Friday we finalized our registration for the big Esperanto conference in Lille. It's almost five months away, but already 2,000 people from 69 countries have signed up: among them several each from Mongolia, Nigeria, Nicaragua, Indonesia, Nepal, Senegal, 43 from China. We just nailed down our hotel, and chose four excursions out of the 20 offered during the week. We'll be spending a day at Boulogne-sur-Mer, which is historically important to Esperanto speakers because the first international conference was held there in 1905. Also a day at Arras, a key area during World War I. And a half day at a former coal mine, and a walking tour of Lille. We were somewhat reluctant to sign up for so many because we'll probably feel badly about missing certain talks or workshops or activities (we won't know the full program until we get there).
Today is my 70th birthday, which Les and I will celebrate at an expensive vegan (and local and organic) restaurant. (The only other time we were there was for my 65th birthday!) Tomorrow we leave on our first "practice trip". It's a 9-day car trip. The main destination is Quadra Island, off the east coast of Vancouver Island. We hope to do some kayaking on the way up, spend a few days on Quadra with friends who live there, and leave our kayak with them. On the way back we'll spend two days at CelticFest in Vancouver. We did that three years ago and really enjoyed the music and dancing and the St. Patrick's Day parade. Other destinations are Lummi Island (one of the few places in Washington state we've never been), La Conner, and Whidbey Island.
We still follow the outline of tasks that we made back in July, and everything is on track. Les says everything is so well planned that he feels like he's on autopilot.
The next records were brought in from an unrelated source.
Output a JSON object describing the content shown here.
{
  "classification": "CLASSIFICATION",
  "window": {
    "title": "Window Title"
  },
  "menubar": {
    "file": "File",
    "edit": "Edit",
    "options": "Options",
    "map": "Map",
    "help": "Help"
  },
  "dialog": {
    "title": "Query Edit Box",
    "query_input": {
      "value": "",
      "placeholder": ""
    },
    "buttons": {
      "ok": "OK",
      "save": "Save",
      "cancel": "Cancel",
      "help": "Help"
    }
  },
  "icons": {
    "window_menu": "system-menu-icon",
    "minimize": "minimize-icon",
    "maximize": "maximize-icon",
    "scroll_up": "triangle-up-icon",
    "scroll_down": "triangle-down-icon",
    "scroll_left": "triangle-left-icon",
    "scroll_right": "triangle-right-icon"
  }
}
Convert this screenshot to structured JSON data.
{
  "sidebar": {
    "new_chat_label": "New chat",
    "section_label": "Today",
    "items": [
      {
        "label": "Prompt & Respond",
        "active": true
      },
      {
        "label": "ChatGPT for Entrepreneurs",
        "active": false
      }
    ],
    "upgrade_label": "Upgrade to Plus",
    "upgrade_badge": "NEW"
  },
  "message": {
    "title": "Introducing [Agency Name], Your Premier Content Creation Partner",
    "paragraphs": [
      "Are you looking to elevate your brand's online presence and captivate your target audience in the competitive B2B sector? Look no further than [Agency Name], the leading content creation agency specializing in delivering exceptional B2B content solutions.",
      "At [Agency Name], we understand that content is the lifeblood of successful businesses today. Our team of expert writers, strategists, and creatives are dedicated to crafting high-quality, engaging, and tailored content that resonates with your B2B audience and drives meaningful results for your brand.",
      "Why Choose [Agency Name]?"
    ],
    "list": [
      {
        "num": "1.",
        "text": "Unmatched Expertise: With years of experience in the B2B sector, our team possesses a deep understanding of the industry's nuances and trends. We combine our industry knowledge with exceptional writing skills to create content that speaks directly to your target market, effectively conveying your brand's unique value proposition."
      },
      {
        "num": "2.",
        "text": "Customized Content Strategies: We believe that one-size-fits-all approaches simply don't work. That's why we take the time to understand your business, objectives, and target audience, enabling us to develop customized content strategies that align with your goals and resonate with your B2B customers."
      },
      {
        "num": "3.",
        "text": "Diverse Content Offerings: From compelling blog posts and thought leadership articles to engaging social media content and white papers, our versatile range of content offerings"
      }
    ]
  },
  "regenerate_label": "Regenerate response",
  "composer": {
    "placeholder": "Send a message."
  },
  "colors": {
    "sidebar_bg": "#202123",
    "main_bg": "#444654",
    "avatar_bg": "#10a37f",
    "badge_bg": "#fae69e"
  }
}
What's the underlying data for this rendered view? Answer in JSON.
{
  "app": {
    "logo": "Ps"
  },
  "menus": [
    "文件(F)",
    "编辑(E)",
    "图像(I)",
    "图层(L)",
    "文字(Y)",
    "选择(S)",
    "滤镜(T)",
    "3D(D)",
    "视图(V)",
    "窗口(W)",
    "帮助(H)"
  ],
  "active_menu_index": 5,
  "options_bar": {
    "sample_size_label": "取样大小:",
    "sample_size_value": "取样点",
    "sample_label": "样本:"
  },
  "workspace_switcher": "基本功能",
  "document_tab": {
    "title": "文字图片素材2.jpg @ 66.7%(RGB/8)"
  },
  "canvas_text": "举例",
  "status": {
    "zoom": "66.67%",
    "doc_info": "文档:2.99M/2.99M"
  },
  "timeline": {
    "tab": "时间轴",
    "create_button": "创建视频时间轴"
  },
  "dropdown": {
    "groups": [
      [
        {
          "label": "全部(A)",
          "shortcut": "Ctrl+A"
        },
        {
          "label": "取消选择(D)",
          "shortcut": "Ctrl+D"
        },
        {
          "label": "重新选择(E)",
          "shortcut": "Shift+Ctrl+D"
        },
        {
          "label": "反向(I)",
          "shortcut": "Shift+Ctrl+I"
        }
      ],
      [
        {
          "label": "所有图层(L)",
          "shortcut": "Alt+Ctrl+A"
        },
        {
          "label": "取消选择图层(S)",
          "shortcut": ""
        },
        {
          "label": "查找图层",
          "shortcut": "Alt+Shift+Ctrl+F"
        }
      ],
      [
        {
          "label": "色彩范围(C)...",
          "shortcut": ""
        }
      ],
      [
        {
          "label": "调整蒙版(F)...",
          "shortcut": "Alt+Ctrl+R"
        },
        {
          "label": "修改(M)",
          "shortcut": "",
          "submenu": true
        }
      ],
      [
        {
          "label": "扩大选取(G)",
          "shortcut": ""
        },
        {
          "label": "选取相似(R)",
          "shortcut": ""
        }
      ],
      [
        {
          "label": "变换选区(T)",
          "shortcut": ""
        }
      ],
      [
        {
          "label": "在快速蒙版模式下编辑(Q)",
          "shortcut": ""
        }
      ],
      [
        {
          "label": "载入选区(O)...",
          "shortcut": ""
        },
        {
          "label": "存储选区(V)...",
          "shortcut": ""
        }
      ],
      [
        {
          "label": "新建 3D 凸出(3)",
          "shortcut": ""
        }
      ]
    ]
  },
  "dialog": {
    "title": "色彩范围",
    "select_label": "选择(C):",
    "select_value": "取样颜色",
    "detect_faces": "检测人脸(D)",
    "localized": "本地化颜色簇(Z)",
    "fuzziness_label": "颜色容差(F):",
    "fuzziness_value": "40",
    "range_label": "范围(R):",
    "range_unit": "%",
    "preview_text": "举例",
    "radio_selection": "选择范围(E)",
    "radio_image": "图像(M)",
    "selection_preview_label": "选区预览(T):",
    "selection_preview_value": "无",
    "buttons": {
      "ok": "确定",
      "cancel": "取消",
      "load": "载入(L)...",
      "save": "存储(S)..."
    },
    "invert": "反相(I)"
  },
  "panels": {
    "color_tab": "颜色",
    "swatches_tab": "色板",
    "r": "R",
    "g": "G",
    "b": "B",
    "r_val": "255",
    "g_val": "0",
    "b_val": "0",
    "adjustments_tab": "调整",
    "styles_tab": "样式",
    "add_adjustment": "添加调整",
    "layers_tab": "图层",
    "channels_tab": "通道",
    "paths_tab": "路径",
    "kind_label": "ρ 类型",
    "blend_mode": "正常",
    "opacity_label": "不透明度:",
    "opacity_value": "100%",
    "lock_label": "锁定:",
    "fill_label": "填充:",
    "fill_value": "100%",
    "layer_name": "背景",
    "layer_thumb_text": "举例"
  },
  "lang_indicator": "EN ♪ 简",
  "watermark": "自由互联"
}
We never suddenly become aware of some aspect that we've overlooked relating to our life change. Just two months now until the big trip!